**Required action:** Report every line below that carries the word "text".

[Component data from apps and pages]
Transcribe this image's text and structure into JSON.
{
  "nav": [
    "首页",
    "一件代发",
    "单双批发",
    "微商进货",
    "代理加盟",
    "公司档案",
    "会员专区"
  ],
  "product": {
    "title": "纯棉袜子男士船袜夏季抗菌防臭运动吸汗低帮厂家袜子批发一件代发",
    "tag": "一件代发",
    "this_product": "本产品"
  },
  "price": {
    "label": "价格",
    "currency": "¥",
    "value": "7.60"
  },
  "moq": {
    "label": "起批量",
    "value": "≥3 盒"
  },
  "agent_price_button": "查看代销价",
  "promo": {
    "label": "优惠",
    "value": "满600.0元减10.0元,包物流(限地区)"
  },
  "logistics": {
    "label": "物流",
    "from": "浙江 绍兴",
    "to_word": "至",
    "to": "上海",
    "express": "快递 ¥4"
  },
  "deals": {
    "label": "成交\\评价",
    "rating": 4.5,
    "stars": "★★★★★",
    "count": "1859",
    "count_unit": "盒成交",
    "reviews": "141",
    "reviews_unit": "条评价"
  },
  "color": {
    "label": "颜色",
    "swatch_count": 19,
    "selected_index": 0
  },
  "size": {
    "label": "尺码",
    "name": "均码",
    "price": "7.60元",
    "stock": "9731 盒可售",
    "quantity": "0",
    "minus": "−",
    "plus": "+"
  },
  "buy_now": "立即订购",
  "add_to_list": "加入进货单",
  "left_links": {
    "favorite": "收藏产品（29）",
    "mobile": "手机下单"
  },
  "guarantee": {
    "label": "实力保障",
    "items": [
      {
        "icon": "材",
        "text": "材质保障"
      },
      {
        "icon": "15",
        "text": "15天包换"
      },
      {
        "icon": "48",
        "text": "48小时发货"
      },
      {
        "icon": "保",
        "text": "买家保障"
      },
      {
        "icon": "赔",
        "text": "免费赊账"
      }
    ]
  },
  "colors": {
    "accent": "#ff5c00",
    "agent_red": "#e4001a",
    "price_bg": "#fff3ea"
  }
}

**Result of the exercise:**
Transcribe this image's text and structure into JSON.
        "text": "材质保障"
        "text": "15天包换"
        "text": "48小时发货"
        "text": "买家保障"
        "text": "免费赊账"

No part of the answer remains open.